“Legislation aims to tame ‘Wild West’ nature of land contracts.”


In co-authoring this single bill, Ed Clere (a Republican) accomplishes more to help just plain folks than Jeff Gahan (a nominal Democrat) has during his seven-plus years as mayor.

I asked Ed about this.

“Aaron (Fairbanks) brought up land contracts when we met for coffee last year. It was an issue,” he replied. “I was already concerned about as a result of my real estate experience, and his story prompted me to research what other states were doing and craft a bill, which I asked Rep. Summers to introduce and Rep. Fleming to co-author along with me. I invited Aaron to testify, and he did.”

Coming together across the aisle and working on a solution. It can be done.

Legislation aims to tame ‘Wild West’ nature of land contracts, by Marilyn Odendahl (The Indiana Lawyer)

Aaron Fairbanks estimated he lived in more than a dozen houses during his childhood as his family chased the dream of owning a home.

A number of the homes were bought on land contracts that treated the family like traditional homebuyers, requiring them to provide a down payment and monthly payments that often came with double digit interest rates. However, unlike traditional homebuyers, they could not get the title to the home until they had paid in full.

In the meantime, Fairbanks’ family was responsible for all improvements and refurbishments. The houses needed major repairs — new plumbing, electrical systems, furnaces, air conditioners, insulation and, in one instance, they added a new master bedroom. Fairbanks remembers wiggling into crawlspaces to install insulation and chopping wood to feed the fireplace because the central heating system did not work.
Always, the family lost the homes.

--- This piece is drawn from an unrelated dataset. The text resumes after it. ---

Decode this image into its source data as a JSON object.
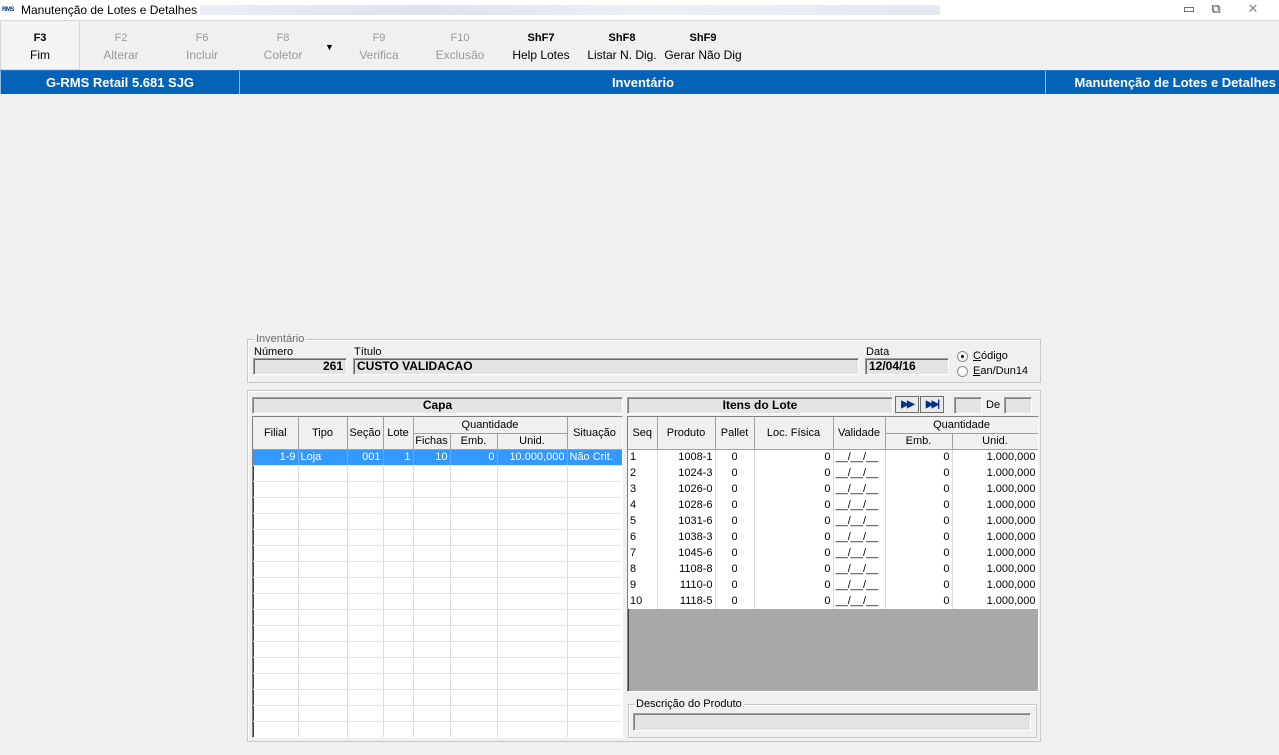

Sometimes the bills piled up, finances dwindled, and they could not keep up the payments. Other times, the local sheriff knocked on the door with an eviction notice because the seller, who still had the title to the house, had not maintained the mortgage payments and the home had fallen into foreclosure.
As a result, the family would pack their belongings and move without getting any compensation for the money and sweat equity they had spent making the dwellings habitable.

“We’re trying to find a home,” said Fairbanks’ mother, Lisa. “We had four kids, we wanted to raise our four kids in a home. We just wanted to have homeownership. I think that’s what everybody wants.”

A bill that passed through the Indiana House 82-14 and is headed to the Senate would protect families such as the Fairbankses from predatory “principal dwelling land contracts.” House Bill 1495 contains provisions that require the buyers be told the value of the property and how much they will ultimately pay for it if they complete the terms of the agreement. Also, after they pay 5 percent or more of the purchase price, buyers will be subject to foreclosure if they fall behind in payments, rather than being evicted.

“It’s an important issue. It’s something that’s received very little attention, and there is almost no consumer protection in current law for land contracts,” said Rep. Ed Clere, R-New Albany, who co-authored the bill with Democratic Rep Rita Fleming of Jeffersonville and bill author Rep. Vanessa Summers, D-Indianapolis. “I’m glad we’ve been able to come together across the aisle and work on a solution” …